If you are an investor who wants to evaluate the performance of your mutual fund portfolio, you may have heard of the term Sortino ratio. But what is it and how can it help you make better investment decisions? In this blog post, we will explain what Sortino ratio is, how it is calculated, and why it is useful for reviewing portfolio performance in mutual funds.
What is Sortino ratio?
Sortino ratio is a measure of risk-adjusted returns used to analyze investment performances. It is used in the field of mutual funds to compare the risk-adjusted returns of different investments. It is a variation of the Sharpe ratio, which is a measure of risk-adjusted returns used to compare the performance of different investments.

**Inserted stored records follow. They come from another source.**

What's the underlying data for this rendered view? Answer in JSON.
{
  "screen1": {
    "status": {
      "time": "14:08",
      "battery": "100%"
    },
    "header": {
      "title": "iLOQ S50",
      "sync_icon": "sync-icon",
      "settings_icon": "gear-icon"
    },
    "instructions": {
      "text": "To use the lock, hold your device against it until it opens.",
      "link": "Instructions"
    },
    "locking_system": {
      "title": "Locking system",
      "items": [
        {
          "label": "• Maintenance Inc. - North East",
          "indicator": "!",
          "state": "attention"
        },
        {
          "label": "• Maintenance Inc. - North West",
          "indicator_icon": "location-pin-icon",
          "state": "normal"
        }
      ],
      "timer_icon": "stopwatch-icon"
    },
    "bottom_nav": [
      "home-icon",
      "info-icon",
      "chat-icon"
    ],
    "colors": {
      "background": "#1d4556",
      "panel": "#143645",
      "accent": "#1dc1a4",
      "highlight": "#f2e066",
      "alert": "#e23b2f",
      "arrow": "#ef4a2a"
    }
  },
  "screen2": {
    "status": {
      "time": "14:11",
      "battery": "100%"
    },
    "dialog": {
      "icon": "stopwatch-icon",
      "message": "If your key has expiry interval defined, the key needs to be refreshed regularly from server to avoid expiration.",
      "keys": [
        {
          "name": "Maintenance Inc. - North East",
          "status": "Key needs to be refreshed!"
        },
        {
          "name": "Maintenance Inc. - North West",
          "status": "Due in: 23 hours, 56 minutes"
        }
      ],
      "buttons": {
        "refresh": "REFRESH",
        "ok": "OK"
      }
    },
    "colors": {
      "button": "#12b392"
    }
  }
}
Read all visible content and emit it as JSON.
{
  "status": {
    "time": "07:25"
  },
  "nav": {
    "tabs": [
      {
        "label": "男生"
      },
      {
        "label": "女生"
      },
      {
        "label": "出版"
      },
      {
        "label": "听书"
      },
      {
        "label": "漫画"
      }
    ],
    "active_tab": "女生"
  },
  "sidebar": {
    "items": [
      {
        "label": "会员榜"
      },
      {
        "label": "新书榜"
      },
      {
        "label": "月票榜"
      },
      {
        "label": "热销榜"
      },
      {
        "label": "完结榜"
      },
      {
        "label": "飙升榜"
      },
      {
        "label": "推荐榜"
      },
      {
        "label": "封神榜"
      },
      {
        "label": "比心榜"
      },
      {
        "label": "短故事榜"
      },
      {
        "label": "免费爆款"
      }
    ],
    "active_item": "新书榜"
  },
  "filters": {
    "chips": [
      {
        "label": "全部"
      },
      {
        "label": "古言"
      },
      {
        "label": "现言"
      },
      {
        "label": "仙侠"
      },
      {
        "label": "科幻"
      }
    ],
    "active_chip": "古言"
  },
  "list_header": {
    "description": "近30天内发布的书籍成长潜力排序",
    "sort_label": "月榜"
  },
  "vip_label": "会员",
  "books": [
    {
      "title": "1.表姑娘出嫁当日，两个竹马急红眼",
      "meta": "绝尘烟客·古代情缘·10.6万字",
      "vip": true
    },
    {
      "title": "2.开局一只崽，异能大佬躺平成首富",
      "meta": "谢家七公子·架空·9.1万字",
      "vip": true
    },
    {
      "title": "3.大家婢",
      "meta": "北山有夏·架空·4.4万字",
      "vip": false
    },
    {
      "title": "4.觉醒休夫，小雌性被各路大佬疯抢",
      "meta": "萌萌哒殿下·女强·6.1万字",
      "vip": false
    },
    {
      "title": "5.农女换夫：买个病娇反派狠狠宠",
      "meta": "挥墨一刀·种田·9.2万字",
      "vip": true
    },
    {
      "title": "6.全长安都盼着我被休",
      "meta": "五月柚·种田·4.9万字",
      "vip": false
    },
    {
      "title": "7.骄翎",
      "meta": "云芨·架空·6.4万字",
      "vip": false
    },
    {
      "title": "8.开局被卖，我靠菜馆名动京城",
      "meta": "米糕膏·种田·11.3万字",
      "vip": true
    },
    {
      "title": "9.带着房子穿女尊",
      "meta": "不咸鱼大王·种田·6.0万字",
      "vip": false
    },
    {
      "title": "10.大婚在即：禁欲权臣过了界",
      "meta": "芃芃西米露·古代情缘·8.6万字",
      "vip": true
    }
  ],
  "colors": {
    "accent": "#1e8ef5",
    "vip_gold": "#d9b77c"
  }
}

The difference between Sortino ratio and Sharpe ratio is that Sortino ratio only considers the downside risk, while Sharpe ratio considers both upside and downside risk. Downside risk is the risk of losing money when the market goes down, while upside risk is the risk of missing out on potential gains when the market goes up. Investors are usually more concerned about downside risk than upside risk, as they want to protect their capital from losses.

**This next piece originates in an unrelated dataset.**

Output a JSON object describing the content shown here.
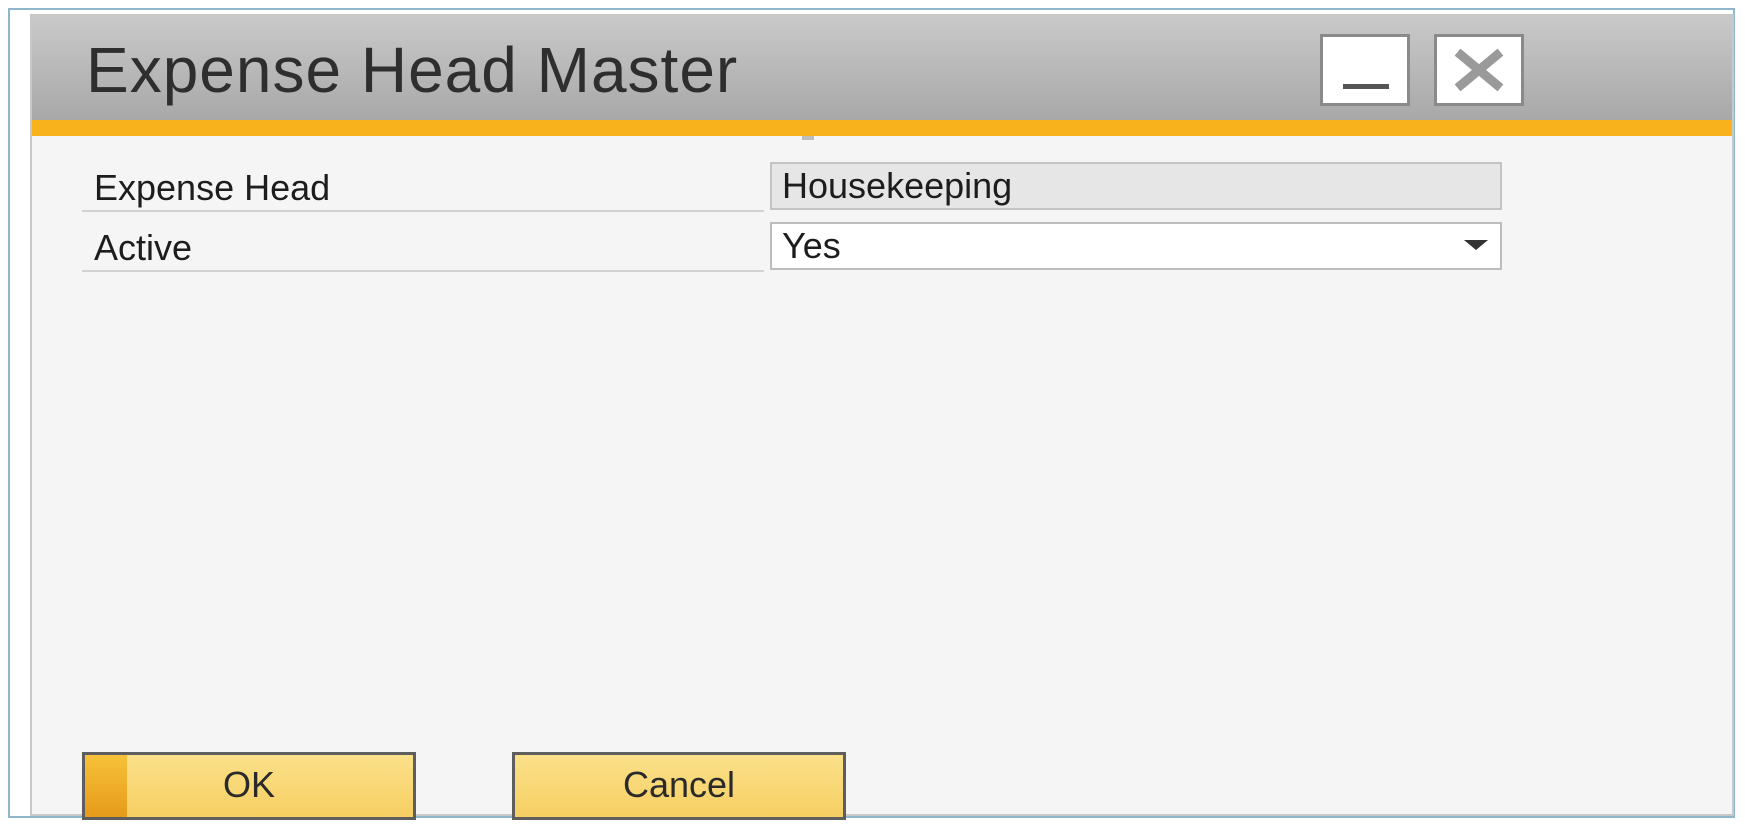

How is Sortino ratio calculated?
The formula for Sortino ratio is:
Sortino ratio = (Portfolio return – Risk-free rate) / Downside deviation
Portfolio return is the annualized return of the investment portfolio over a given period.
Risk-free rate is the return of a risk-free investment, such as a government bond or treasury bill.
Downside deviation is the standard deviation of the negative returns of the portfolio. It measures how much the portfolio deviates from its expected return on the downside.
A higher Sortino ratio indicates that the portfolio has higher returns for each unit of downside risk. A lower Sortino ratio indicates that the portfolio has lower returns for each unit of downside risk.
Why is Sortino ratio useful for reviewing portfolio performance in mutual funds?
Sortino ratio is useful for reviewing portfolio performance in mutual funds because it helps investors to:
- Compare different mutual funds based on their risk-adjusted returns. Investors can use Sortino ratio to select mutual funds that have higher returns for a given level of downside risk, or lower downside risk for a given level of returns.
- Evaluate the performance of a mutual fund manager. Investors can use Sortino ratio to assess how well a mutual fund manager has managed the downside risk of the portfolio and generated excess returns over the risk-free rate.
- Monitor the performance of their own portfolio. Investors can use Sortino ratio to track how their portfolio is performing over time and whether it meets their risk-return expectations.
Example of Sortino ratio
Let us take an example of two mutual funds, A and B, that have the following annualized returns and downside deviations over a five-year period:
- Fund A: Return = 15%, Downside deviation = 5%
- Fund B: Return = 20%, Downside deviation = 10%
Assuming that the risk-free rate is 8%, we can calculate the Sortino ratios of both funds as follows:
- Sortino ratio of Fund A = (15 – 8) / 5 = 1.4
- Sortino ratio of Fund B = (20 – 8) / 10 = 1.2
Based on these calculations, we can see that Fund A has a higher Sortino ratio than Fund B, which means that Fund A has higher returns for each unit of downside risk than Fund B. Therefore, Fund A may be a better choice for investors who are more concerned about downside risk than upside risk.
Sortino ratio is a useful tool for reviewing portfolio performance in mutual funds, as it helps investors to compare different mutual funds based on their risk-adjusted returns, evaluate the performance of a mutual fund manager, and monitor the performance of their own portfolio. By using Sortino ratio, investors can make more informed and rational investment decisions that suit their risk-return preferences.